Lvl5 has taken a novel, crowdsourced approach to building and updating its high-definition maps that auto manufacturers could use to help their autonomous vehicles navigate roads. But let’s face it–it’s going to be years until this technology is needed for wide-scale commercial use. Until then, the San Francisco-based start-up needs customers, and it’s turning city governments as revenue stream for its detailed street data.
The current system for fixing road and other traffic infrastructure typically relies on citizens to notify a city’s public works department to alert them of potholes or other road problems that need to be fixed.
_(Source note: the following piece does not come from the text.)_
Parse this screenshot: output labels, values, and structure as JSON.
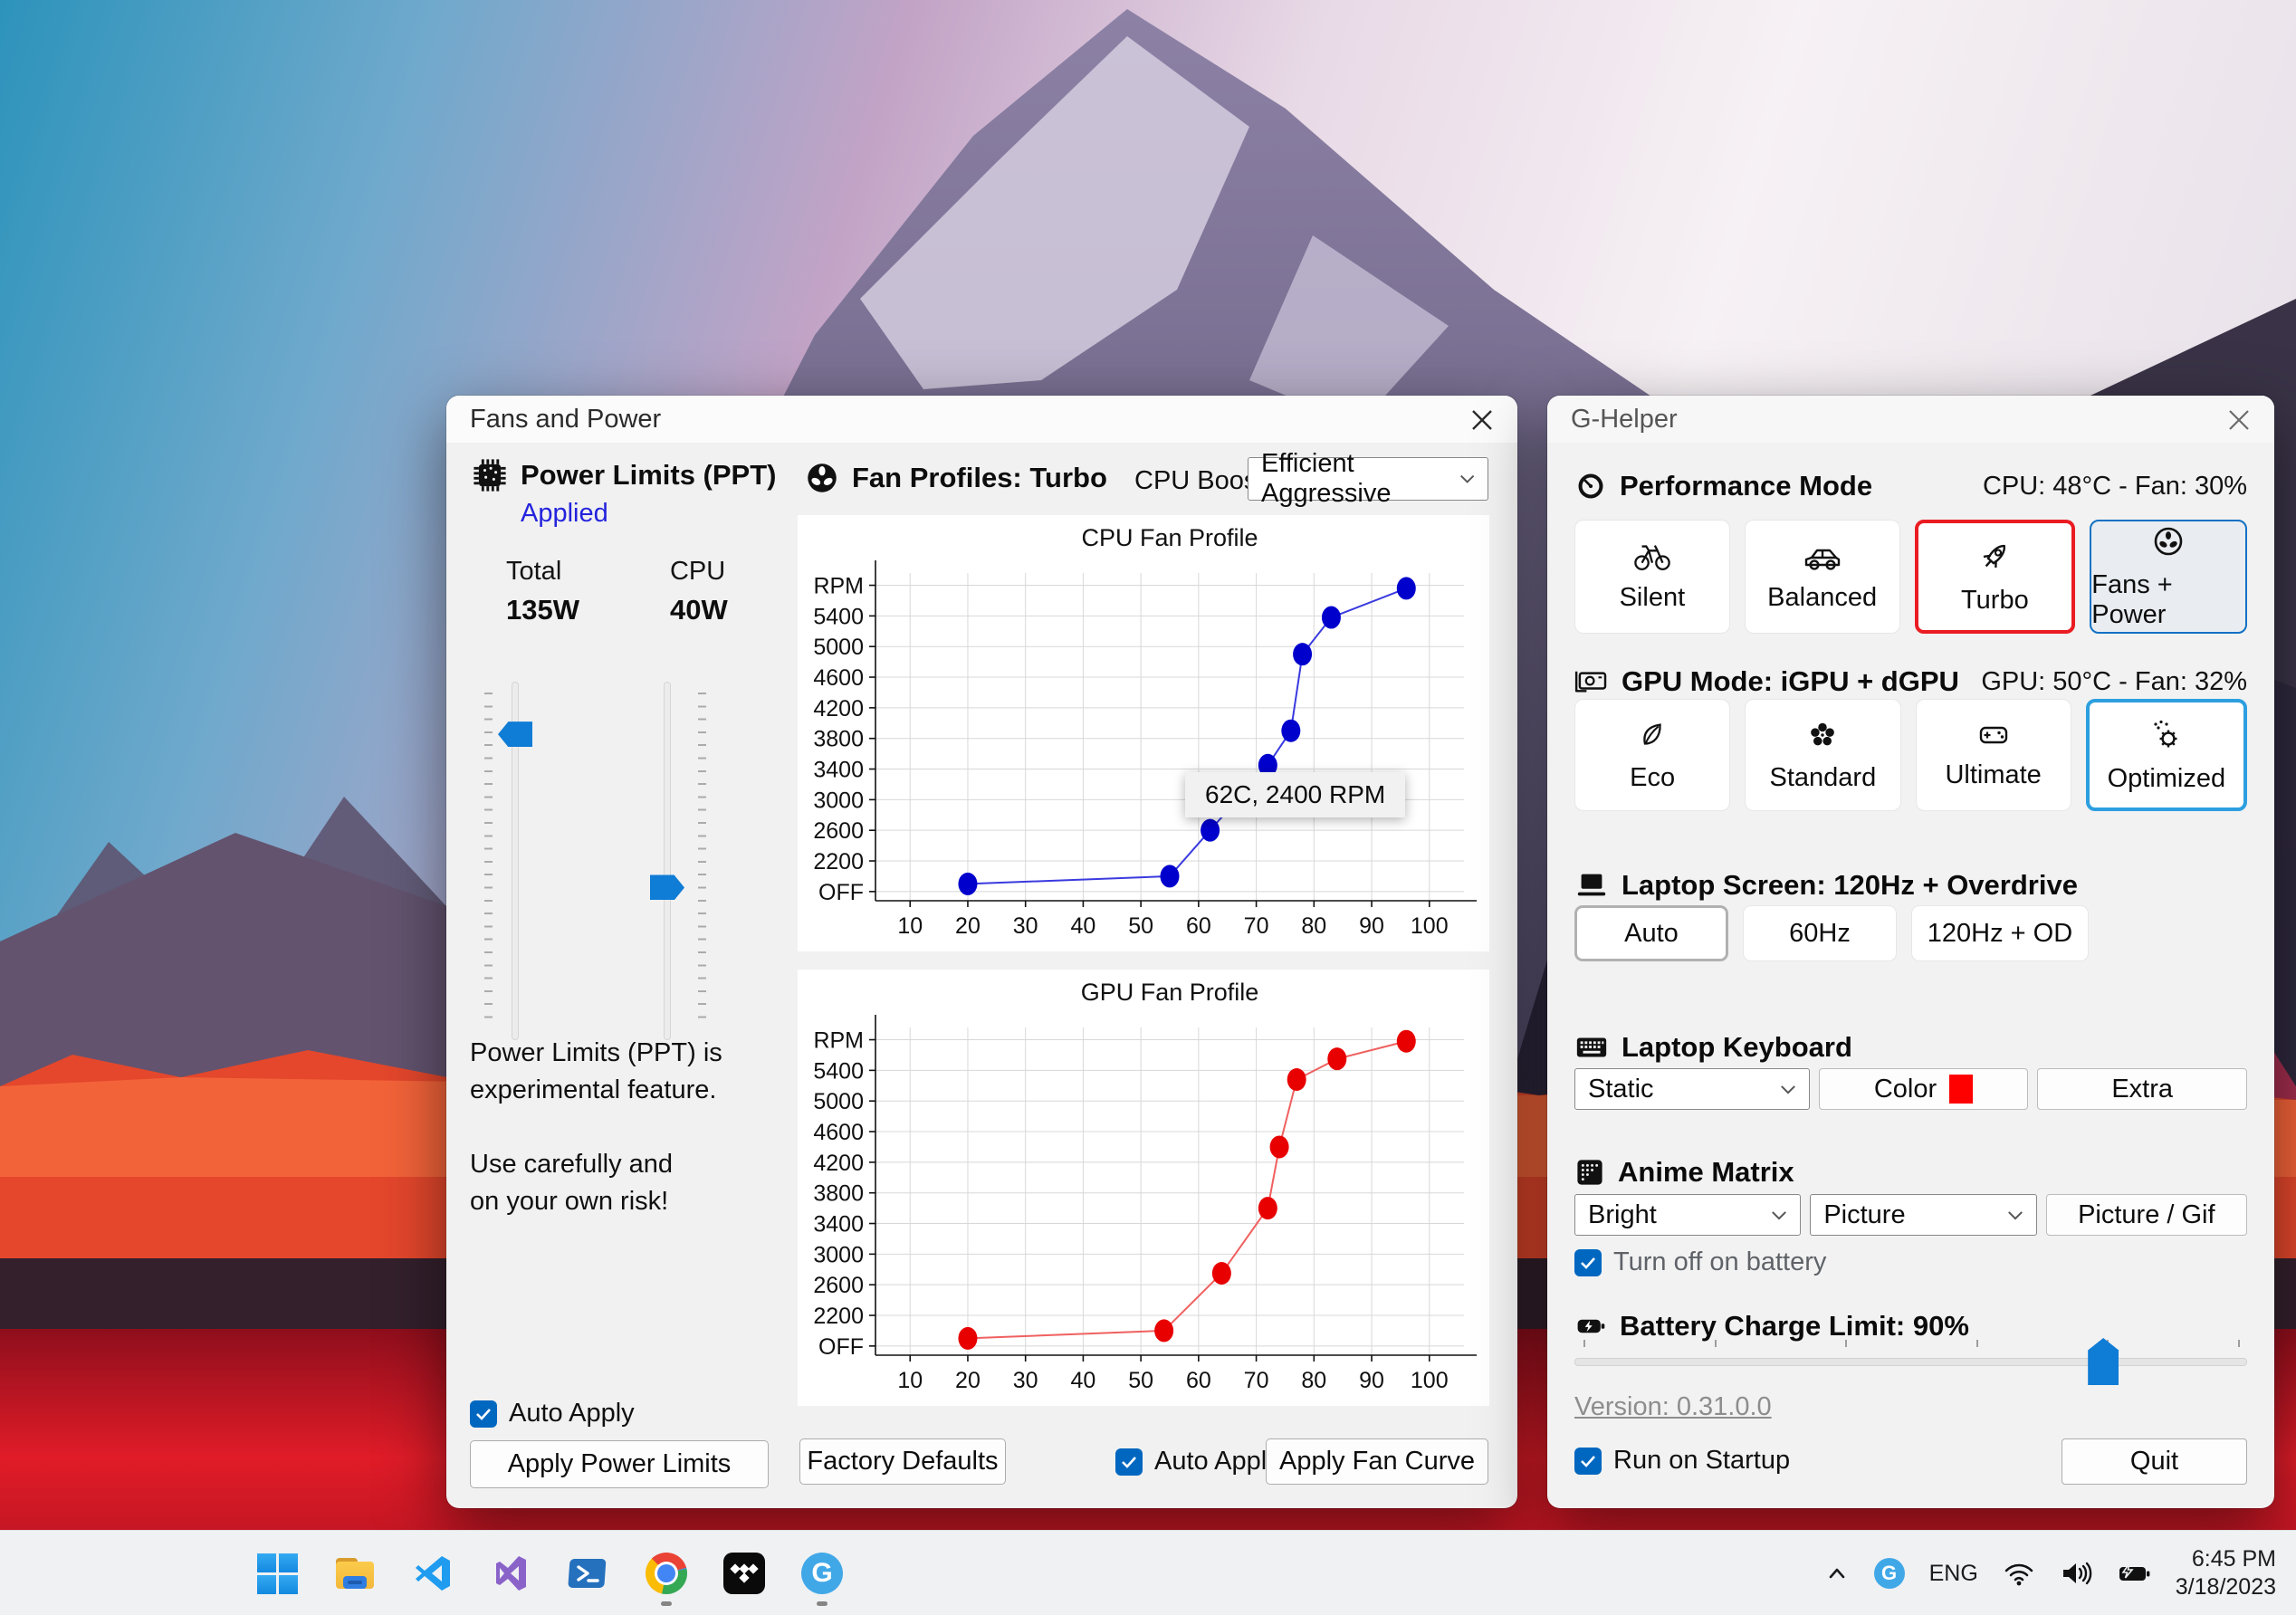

However, Lvl5’s technology can automatically do this for them.
Its high-definition maps are built by a large network of drivers who are paid up to $.05 per mile to use their smartphones as dash cams that scan the road and upload the video to Lvl5’s mapping platform. The company’s compression algorithm looks for any changes to roads compared to its existing data and frequently updates its maps to reflect new signs, lights, or infrastructure changes. These maps are so detailed that the system knows where every pothole and is and where all the cracks are on city roads. This technology could help save taxpayers money if local governments could fix these little problems before they become big.
“We can use this data to help city governments maintain the roads, ” says CEO Andrew Kouri, who co-founded the company in 2016 after spending a few years working on Tesla’s autopilot system. “Because we have about 10,000 people helping us map on a daily basis, our updates are really frequent. As soon as a crack happens in a road, we can detect that and tell them a crack has started to form so they can send someone out there to fix it before it turns into a pothole.”
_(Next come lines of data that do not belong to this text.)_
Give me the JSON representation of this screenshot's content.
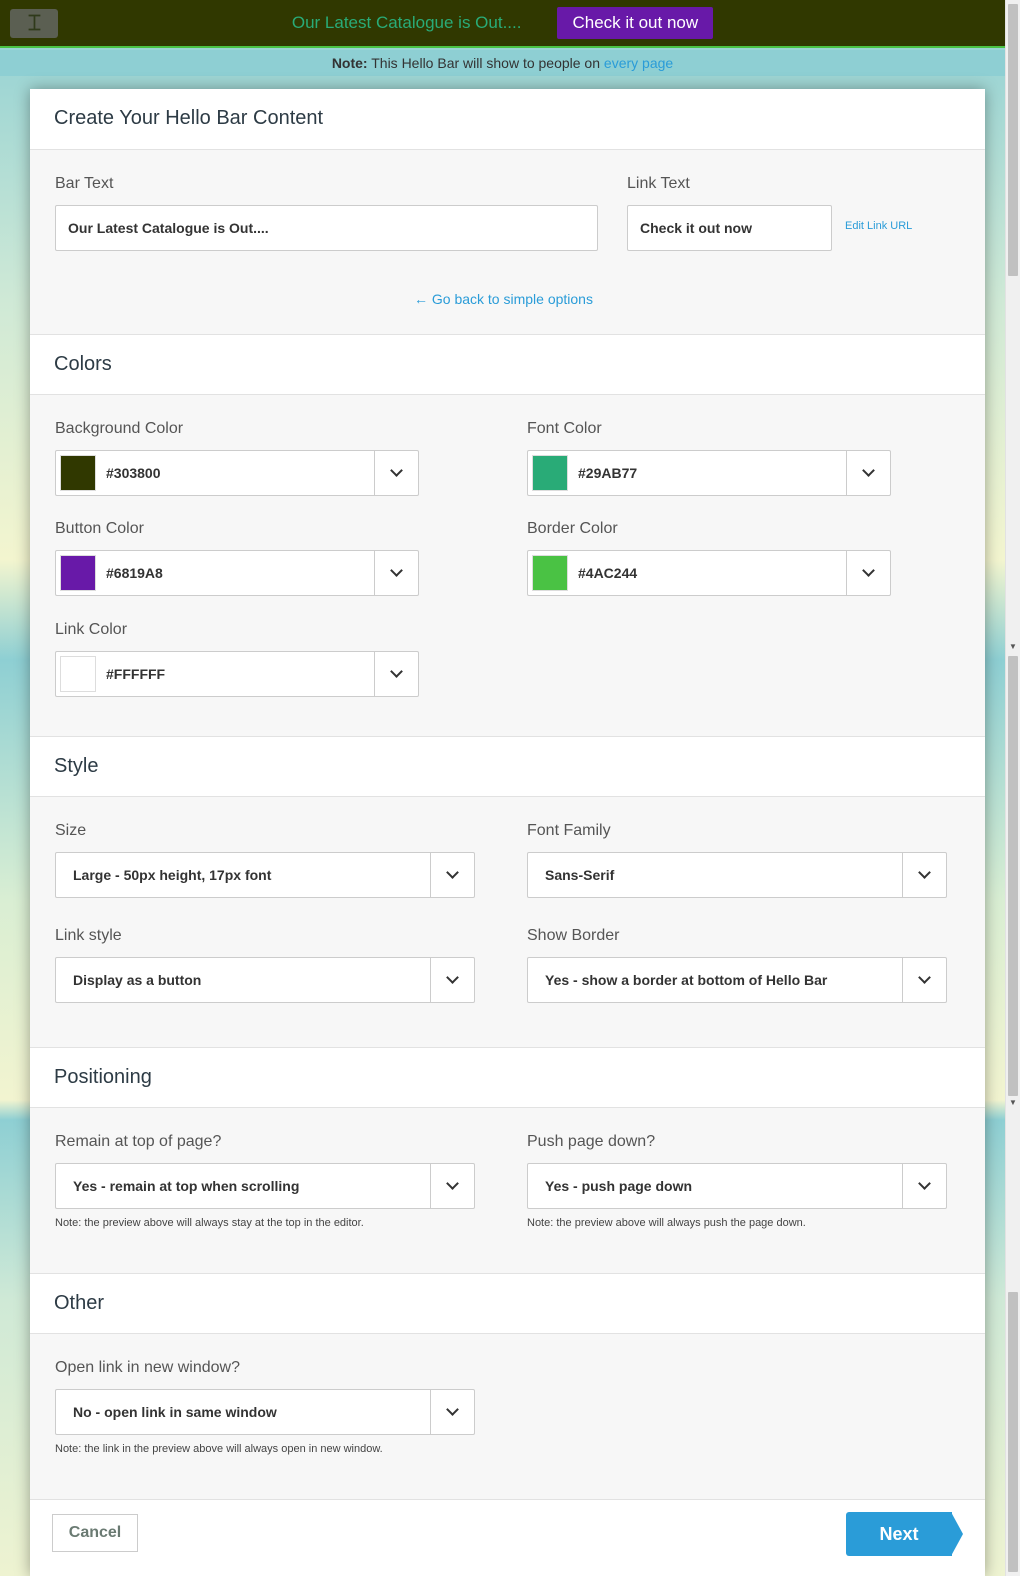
{
  "hellobar": {
    "text": "Our Latest Catalogue is Out....",
    "button": "Check it out now",
    "colors": {
      "background": "#303800",
      "font": "#29AB77",
      "button": "#6819A8",
      "border": "#4AC244",
      "link": "#FFFFFF"
    }
  },
  "note": {
    "bold": "Note:",
    "text": " This Hello Bar will show to people on ",
    "link": "every page"
  },
  "modal": {
    "title": "Create Your Hello Bar Content",
    "content": {
      "bar_text_label": "Bar Text",
      "bar_text_value": "Our Latest Catalogue is Out....",
      "link_text_label": "Link Text",
      "link_text_value": "Check it out now",
      "edit_link": "Edit Link URL",
      "back_link": "← Go back to simple options"
    },
    "colors": {
      "title": "Colors",
      "background": {
        "label": "Background Color",
        "value": "#303800",
        "swatch": "#303800"
      },
      "font": {
        "label": "Font Color",
        "value": "#29AB77",
        "swatch": "#29AB77"
      },
      "button": {
        "label": "Button Color",
        "value": "#6819A8",
        "swatch": "#6819A8"
      },
      "border": {
        "label": "Border Color",
        "value": "#4AC244",
        "swatch": "#4AC244"
      },
      "link": {
        "label": "Link Color",
        "value": "#FFFFFF",
        "swatch": "#FFFFFF"
      }
    },
    "style": {
      "title": "Style",
      "size": {
        "label": "Size",
        "value": "Large - 50px height, 17px font"
      },
      "font_family": {
        "label": "Font Family",
        "value": "Sans-Serif"
      },
      "link_style": {
        "label": "Link style",
        "value": "Display as a button"
      },
      "show_border": {
        "label": "Show Border",
        "value": "Yes - show a border at bottom of Hello Bar"
      }
    },
    "positioning": {
      "title": "Positioning",
      "remain": {
        "label": "Remain at top of page?",
        "value": "Yes - remain at top when scrolling",
        "note": "Note: the preview above will always stay at the top in the editor."
      },
      "push": {
        "label": "Push page down?",
        "value": "Yes - push page down",
        "note": "Note: the preview above will always push the page down."
      }
    },
    "other": {
      "title": "Other",
      "open_link": {
        "label": "Open link in new window?",
        "value": "No - open link in same window",
        "note": "Note: the link in the preview above will always open in new window."
      }
    },
    "footer": {
      "cancel": "Cancel",
      "next": "Next"
    }
  }
}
At present, when public works department is notified of a problem, officials must send a truck equipped with expensive sensors to locate and gather data about the affected street. Lvl5 can automatically send pictures of an identified defect along with measurements gathered from its high-definition images that can help them prioritize road issues and reduce repair costs by catching problems earlier. Because its system is crowdsourced and automated, they can provide the service for less than $70 per mile compared to the current rates of several hundred dollars per mile, according to the company.
And the technology could also make cities that use the data safer.
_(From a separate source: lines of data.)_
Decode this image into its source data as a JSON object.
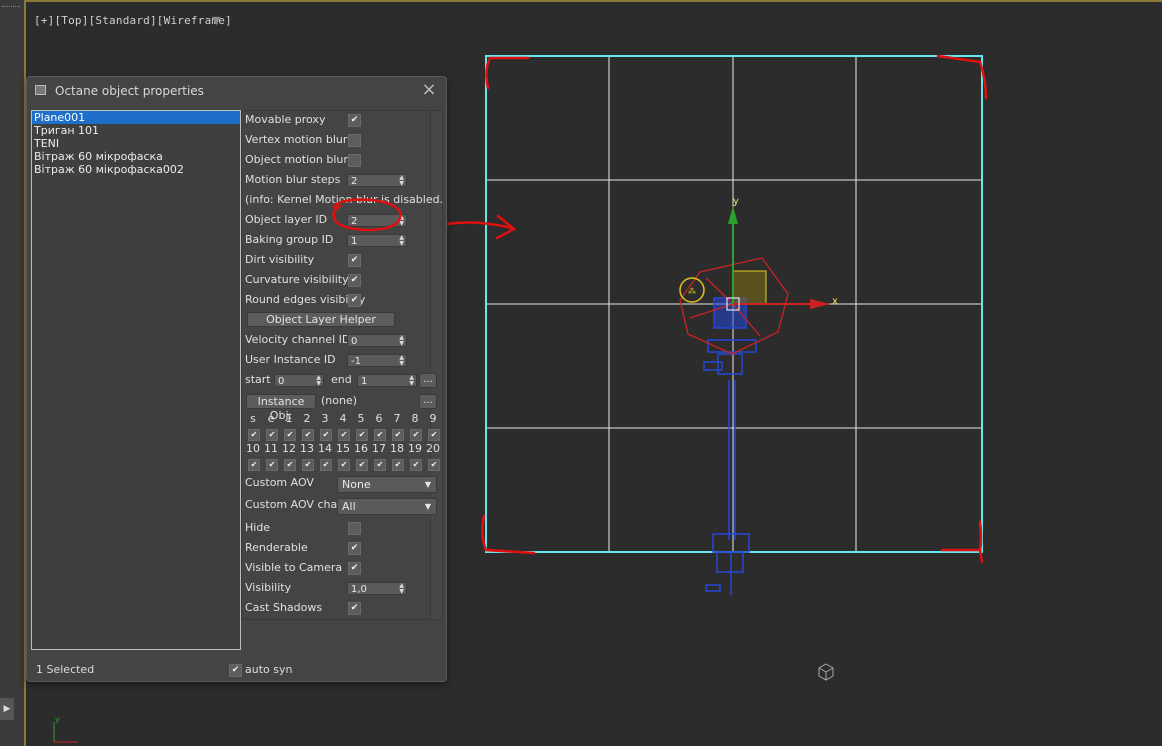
{
  "viewport": {
    "label": "[+][Top][Standard][Wireframe]",
    "filter_icon": "funnel-icon",
    "axis_x": "x",
    "axis_y": "y"
  },
  "colors": {
    "viewport_bg": "#2c2c2c",
    "selection_cyan": "#66e6ea",
    "grid_white": "#e8e8e8",
    "gizmo_red": "#cc2222",
    "gizmo_green": "#2ea02e",
    "object_blue": "#2547d8",
    "annotation_red": "#e01010",
    "list_selection": "#1e6fc9"
  },
  "dialog": {
    "title": "Octane object properties",
    "objects": [
      "Plane001",
      "Триган 101",
      "TENI",
      "Вітраж 60 мікрофаска",
      "Вітраж 60 мікрофаска002"
    ],
    "selected_index": 0,
    "props": {
      "movable_proxy": {
        "label": "Movable proxy",
        "checked": true
      },
      "vertex_motion_blur": {
        "label": "Vertex motion blur",
        "checked": false
      },
      "object_motion_blur": {
        "label": "Object motion blur",
        "checked": false
      },
      "motion_blur_steps": {
        "label": "Motion blur steps",
        "value": "2"
      },
      "info": "(info: Kernel Motion blur is disabled.)",
      "object_layer_id": {
        "label": "Object layer ID",
        "value": "2"
      },
      "baking_group_id": {
        "label": "Baking group ID",
        "value": "1"
      },
      "dirt_visibility": {
        "label": "Dirt visibility",
        "checked": true
      },
      "curvature_visibility": {
        "label": "Curvature visibility",
        "checked": true
      },
      "round_edges_visibility": {
        "label": "Round edges visibility",
        "checked": true
      },
      "object_layer_helper": "Object Layer Helper",
      "velocity_channel_id": {
        "label": "Velocity channel ID",
        "value": "0"
      },
      "user_instance_id": {
        "label": "User Instance ID",
        "value": "-1"
      },
      "start_label": "start",
      "start_value": "0",
      "end_label": "end",
      "end_value": "1",
      "ellipsis": "...",
      "instance_obj_button": "Instance Obj:",
      "instance_obj_value": "(none)",
      "channels_row1": [
        "s",
        "e",
        "1",
        "2",
        "3",
        "4",
        "5",
        "6",
        "7",
        "8",
        "9"
      ],
      "channels_row2": [
        "10",
        "11",
        "12",
        "13",
        "14",
        "15",
        "16",
        "17",
        "18",
        "19",
        "20"
      ],
      "custom_aov": {
        "label": "Custom AOV",
        "value": "None"
      },
      "custom_aov_channel": {
        "label": "Custom AOV chan.",
        "value": "All"
      },
      "hide": {
        "label": "Hide",
        "checked": false
      },
      "renderable": {
        "label": "Renderable",
        "checked": true
      },
      "visible_to_camera": {
        "label": "Visible to Camera",
        "checked": true
      },
      "visibility": {
        "label": "Visibility",
        "value": "1,0"
      },
      "cast_shadows": {
        "label": "Cast Shadows",
        "checked": true
      }
    },
    "footer": {
      "selected_text": "1 Selected",
      "auto_syn_label": "auto syn",
      "auto_syn_checked": true
    }
  }
}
Faded traffic lane markings are a safety issue for all drivers, and but they could be even more critical for vehicles equipped with advanced driver assistance safety features. Clearly marked lines are one of the ways that cars know and maintain their position in the lane. If they’re faded or missing, a vehicle in an autonomous or semi-autonomous road could veer from the lane and cause a collision.
The Utah Department of Transportation is currently evaluating Lvl5’s technology, and other states and cities could follow. The company announced today that it signed a strategic partnership with Rubicon, which will incorporate the HD maps into its RUBICONSmartCity platform, which could open the door to more customers.
“The garbage truck is probably the one vehicle in all the world that visits every house and travels down every street in the world,” said Phil Rodoni, Chief Technology Officer, Rubicon. “At Rubicon, we have a network of 5,000 haulers across the globe, many of which leverage our in-truck technology to help provide better recycling and waste solutions for cities of all sizes. With this agreement with Lvl5, Rubicon’s city customers will be able to leverage key road data to help make decisions on road repairs and road conditions – using technology to maximize the use of scarce resources.”
This means that Rubicon’s customers will have access to highly detailed neighborhood-specific analytics and real-time data on street conditions ranging from alligator cracks to driving conditions.
Analyzing its own data, Lvl5 is able to rank street quality in every state, and found that Michigan’s roads score the lowest while Florida’s were the best.